Does last month's signing of California's S.B. 4 constitute state regulation of fracking? Yes, says the Western States Petroleum Association, which is asking California's Superior Court to dismiss a suit filed by environmentalists alleging the state hasn't properly policed the drilling process, E&E reports.
The New York Court of Appeals is considering the town of Dryden's ban of hydraulic fracturing, and its decision could settle whether or not state municipalities have the authority to ban the practice, The New York Times reports.
The Michigan Department of Environmental Quality is drafting new regulations on hydraulic fracturing that officials say will protect water supplies and increase public information about the drilling practice, The Associated Press reports.
The government shutdown this month interrupted work by the Interior Department on proposed hydraulic fracturing regulations for oil and gas wells on public lands, adding more uncertainty to the timing of the rule.
The review of comments submitted on the rule stopped during the partial closure of the government from Oct. 1-16, a Bureau of Land Management spokesman said. Officials would not speculate on the impact the delay will have on the final rule.
"Gasland" director Josh Fox called President Obama's stance on hydraulic fracturing "extremely disappointing" and expressed concern that the drilling practice would become part of Obama's legacy, Politico reports.

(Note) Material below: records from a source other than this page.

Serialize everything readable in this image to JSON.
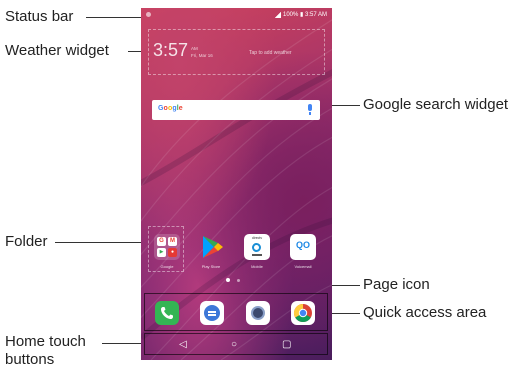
{
  "callouts": {
    "status_bar": "Status bar",
    "weather_widget": "Weather widget",
    "google_search_widget": "Google search widget",
    "folder": "Folder",
    "page_icon": "Page icon",
    "quick_access_area": "Quick access area",
    "home_touch_buttons_line1": "Home touch",
    "home_touch_buttons_line2": "buttons"
  },
  "status": {
    "battery_time": "100% ▮ 3:57 AM"
  },
  "weather": {
    "time": "3:57",
    "am": "AM",
    "date": "Fri, Mar 16",
    "tap_text": "Tap to add weather"
  },
  "search": {
    "logo": "Google"
  },
  "folder": {
    "mini": [
      "G",
      "M",
      "▶",
      "●"
    ]
  },
  "apps": [
    {
      "label": "Google"
    },
    {
      "label": "Play Store"
    },
    {
      "label": "Mobile",
      "badge": "directv"
    },
    {
      "label": "Voicemail",
      "glyph": "QO"
    }
  ],
  "nav": {
    "back": "◁",
    "home": "○",
    "recents": "▢"
  },
  "colors": {
    "wallpaper_top": "#d0435a",
    "wallpaper_bottom": "#4a1d5c",
    "phone_green": "#34b554",
    "messages_blue": "#3d78d8",
    "voicemail_blue": "#1e88e5"
  }
}
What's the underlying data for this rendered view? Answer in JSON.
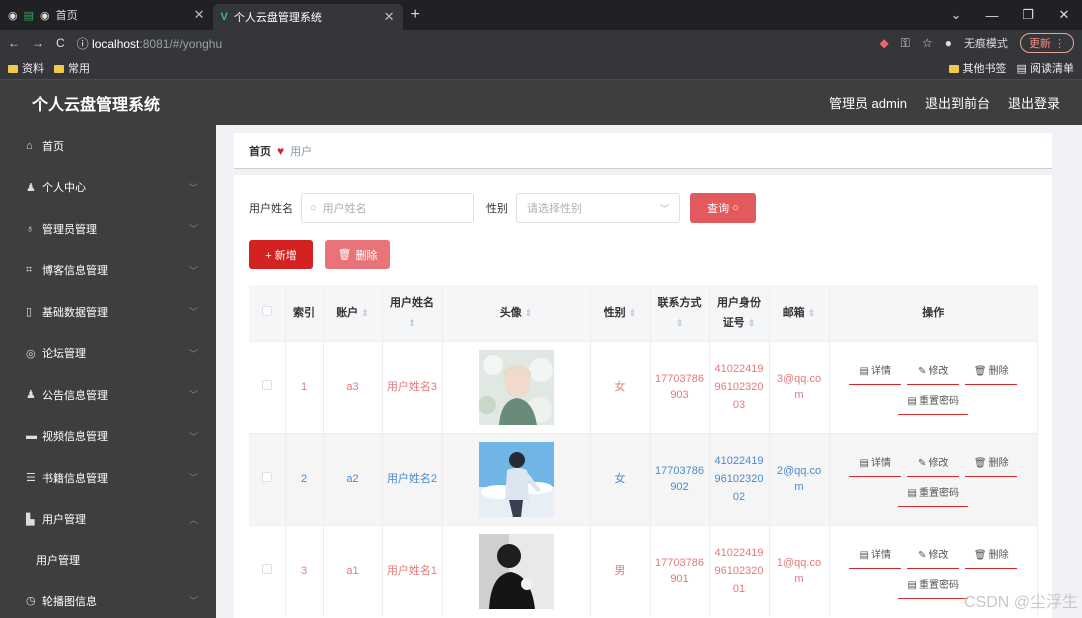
{
  "browser": {
    "tab1_label": "首页",
    "tab2_label": "个人云盘管理系统",
    "url_host": "localhost",
    "url_port_path": ":8081/#/yonghu",
    "incognito_label": "无痕模式",
    "update_label": "更新",
    "bookmarks": [
      "资料",
      "常用"
    ],
    "bookmarks_right": [
      "其他书签",
      "阅读清单"
    ]
  },
  "header": {
    "title": "个人云盘管理系统",
    "admin_label": "管理员 admin",
    "to_front": "退出到前台",
    "logout": "退出登录"
  },
  "sidebar": {
    "items": [
      {
        "label": "首页",
        "icon": "home-icon"
      },
      {
        "label": "个人中心",
        "icon": "user-icon"
      },
      {
        "label": "管理员管理",
        "icon": "mic-icon"
      },
      {
        "label": "博客信息管理",
        "icon": "crop-icon"
      },
      {
        "label": "基础数据管理",
        "icon": "phone-icon"
      },
      {
        "label": "论坛管理",
        "icon": "compass-icon"
      },
      {
        "label": "公告信息管理",
        "icon": "person-icon"
      },
      {
        "label": "视频信息管理",
        "icon": "monitor-icon"
      },
      {
        "label": "书籍信息管理",
        "icon": "list-icon"
      },
      {
        "label": "用户管理",
        "icon": "chart-icon"
      },
      {
        "label": "用户管理",
        "icon": ""
      },
      {
        "label": "轮播图信息",
        "icon": "clock-icon"
      }
    ]
  },
  "breadcrumb": {
    "home": "首页",
    "current": "用户"
  },
  "search": {
    "name_label": "用户姓名",
    "name_placeholder": "用户姓名",
    "gender_label": "性别",
    "gender_placeholder": "请选择性别",
    "query_label": "查询"
  },
  "actions": {
    "add_label": "+ 新增",
    "delete_label": "删除"
  },
  "table": {
    "headers": {
      "index": "索引",
      "account": "账户",
      "name": "用户姓名",
      "avatar": "头像",
      "gender": "性别",
      "phone": "联系方式",
      "idcard": "用户身份证号",
      "email": "邮箱",
      "ops": "操作"
    },
    "rows": [
      {
        "index": "1",
        "account": "a3",
        "name": "用户姓名3",
        "gender": "女",
        "phone": "17703786903",
        "idcard": "410224199610232003",
        "email": "3@qq.com"
      },
      {
        "index": "2",
        "account": "a2",
        "name": "用户姓名2",
        "gender": "女",
        "phone": "17703786902",
        "idcard": "410224199610232002",
        "email": "2@qq.com"
      },
      {
        "index": "3",
        "account": "a1",
        "name": "用户姓名1",
        "gender": "男",
        "phone": "17703786901",
        "idcard": "410224199610232001",
        "email": "1@qq.com"
      }
    ],
    "op_labels": {
      "detail": "详情",
      "edit": "修改",
      "delete": "删除",
      "reset": "重置密码"
    }
  },
  "watermark": "CSDN @尘浮生"
}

LONG BEACH, Calif. (AP) — The oil production technique known as fracking is more widespread and frequently used in the offshore platforms and man-made islands near some of California's most populous and famous coastal communities than state officials believed.
The problems in Ukraine are unlikely to trigger faster action by the Obama administration on natural gas exports, a White House spokesman appeared to indicate Friday, as he noted that supplies in Europe are at higher-than-normal levels because of the mild winter there, according to Reuters.
Public Service Enterprise Group plans to spend $12 billion over five years on capital projects to improve reliability, hoping to increase the earnings of its utility business, The Wall Street Journal reports.
Weather-related rail bottlenecks in Chicago are causing higher prices and lower supplies of ethanol on the East coast, while Midwest plants are cutting production because of a shortage of rail cars, an industry representative told a U.S. Surface Transportation Board panel, Platts reports.
Investors will challenge corporations during the upcoming proxy season to make more environmental commitments, according to nonprofit Ceres, which has compiled a list of resolutions up for votes, E&E reports.
Saying President Obama's proposed "climate resilience fund" will help communities prepare better for severe weather might win it bipartisan support, according to Sen. Brian Schatz, D-Hawaii, National Journal reports.